Activity = Omit the pictures from the listing below and print every remaining entry verbatim.

Extracted records =
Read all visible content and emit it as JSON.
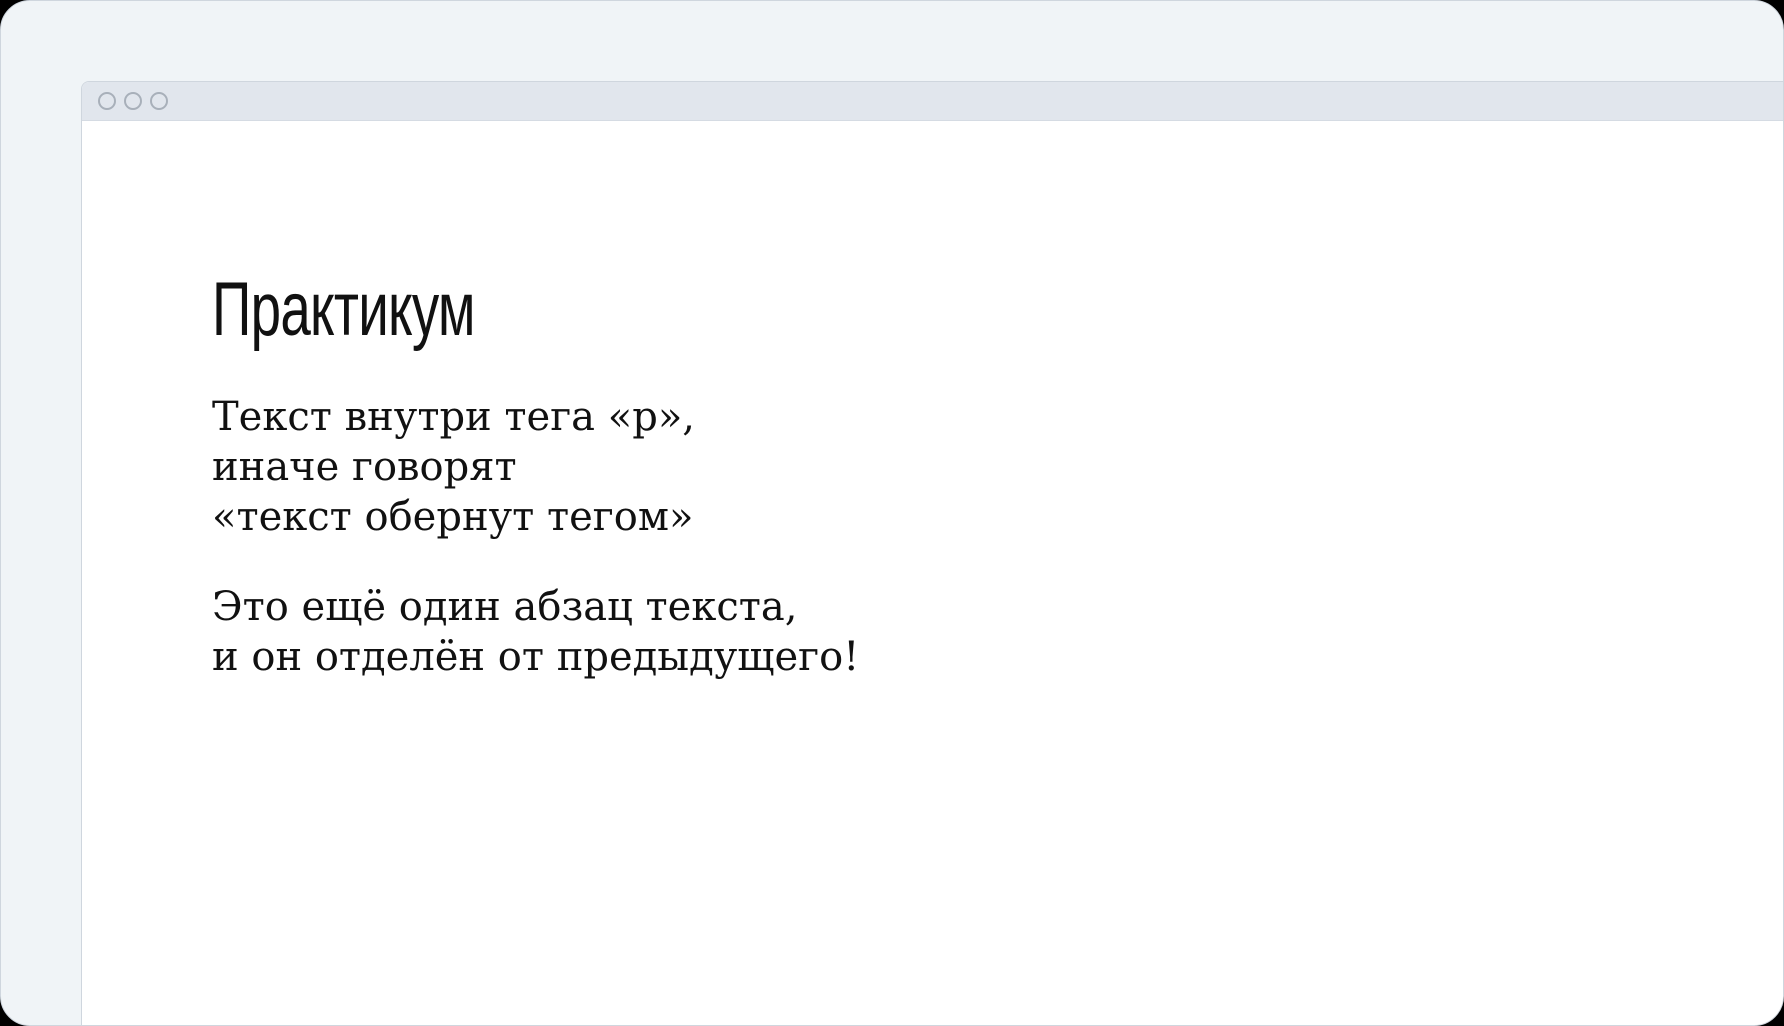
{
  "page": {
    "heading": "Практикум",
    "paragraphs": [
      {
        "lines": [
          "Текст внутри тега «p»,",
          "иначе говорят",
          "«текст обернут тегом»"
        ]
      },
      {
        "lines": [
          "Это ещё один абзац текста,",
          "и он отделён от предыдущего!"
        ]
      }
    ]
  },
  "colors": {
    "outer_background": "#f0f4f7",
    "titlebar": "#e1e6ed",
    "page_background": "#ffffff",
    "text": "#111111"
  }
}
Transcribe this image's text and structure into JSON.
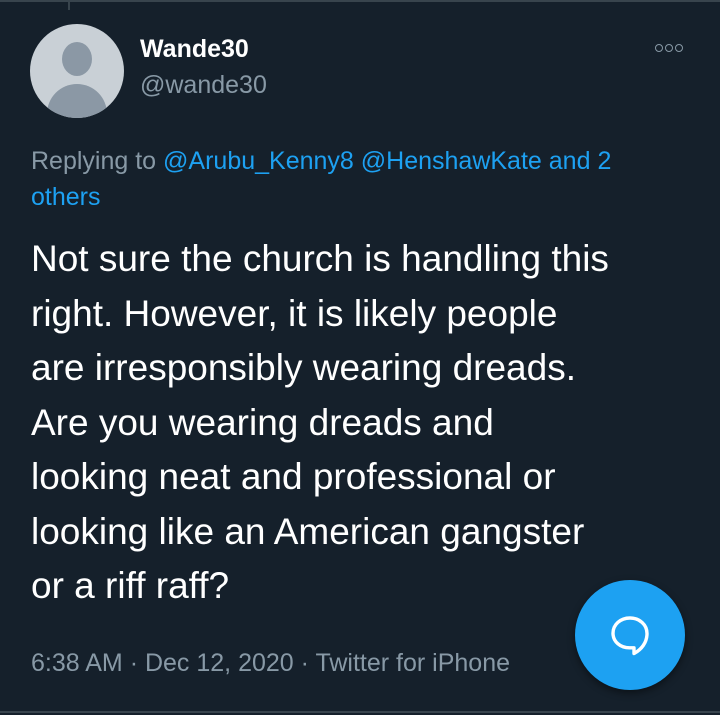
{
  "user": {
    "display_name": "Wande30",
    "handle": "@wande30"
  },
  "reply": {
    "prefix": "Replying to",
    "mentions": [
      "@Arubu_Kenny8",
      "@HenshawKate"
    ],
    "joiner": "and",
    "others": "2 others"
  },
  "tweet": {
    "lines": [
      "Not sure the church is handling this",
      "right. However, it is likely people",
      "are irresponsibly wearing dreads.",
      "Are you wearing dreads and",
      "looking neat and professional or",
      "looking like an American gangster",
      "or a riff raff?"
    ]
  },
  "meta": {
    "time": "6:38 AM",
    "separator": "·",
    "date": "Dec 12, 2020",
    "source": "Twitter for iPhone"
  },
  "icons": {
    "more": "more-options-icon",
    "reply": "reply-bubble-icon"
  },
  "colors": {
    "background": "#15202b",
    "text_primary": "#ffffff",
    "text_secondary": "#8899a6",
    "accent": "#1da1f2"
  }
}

Expected answer =
Read all visible content and emit it as JSON.
{
  "page": {
    "heading": "Практикум",
    "paragraphs": [
      {
        "lines": [
          "Текст внутри тега «p»,",
          "иначе говорят",
          "«текст обернут тегом»"
        ]
      },
      {
        "lines": [
          "Это ещё один абзац текста,",
          "и он отделён от предыдущего!"
        ]
      }
    ]
  },
  "colors": {
    "outer_background": "#f0f4f7",
    "titlebar": "#e1e6ed",
    "page_background": "#ffffff",
    "text": "#111111"
  }
}
Transcribe this image's text and structure into JSON.
{
  "user": {
    "display_name": "Wande30",
    "handle": "@wande30"
  },
  "reply": {
    "prefix": "Replying to",
    "mentions": [
      "@Arubu_Kenny8",
      "@HenshawKate"
    ],
    "joiner": "and",
    "others": "2 others"
  },
  "tweet": {
    "lines": [
      "Not sure the church is handling this",
      "right. However, it is likely people",
      "are irresponsibly wearing dreads.",
      "Are you wearing dreads and",
      "looking neat and professional or",
      "looking like an American gangster",
      "or a riff raff?"
    ]
  },
  "meta": {
    "time": "6:38 AM",
    "separator": "·",
    "date": "Dec 12, 2020",
    "source": "Twitter for iPhone"
  },
  "icons": {
    "more": "more-options-icon",
    "reply": "reply-bubble-icon"
  },
  "colors": {
    "background": "#15202b",
    "text_primary": "#ffffff",
    "text_secondary": "#8899a6",
    "accent": "#1da1f2"
  }
}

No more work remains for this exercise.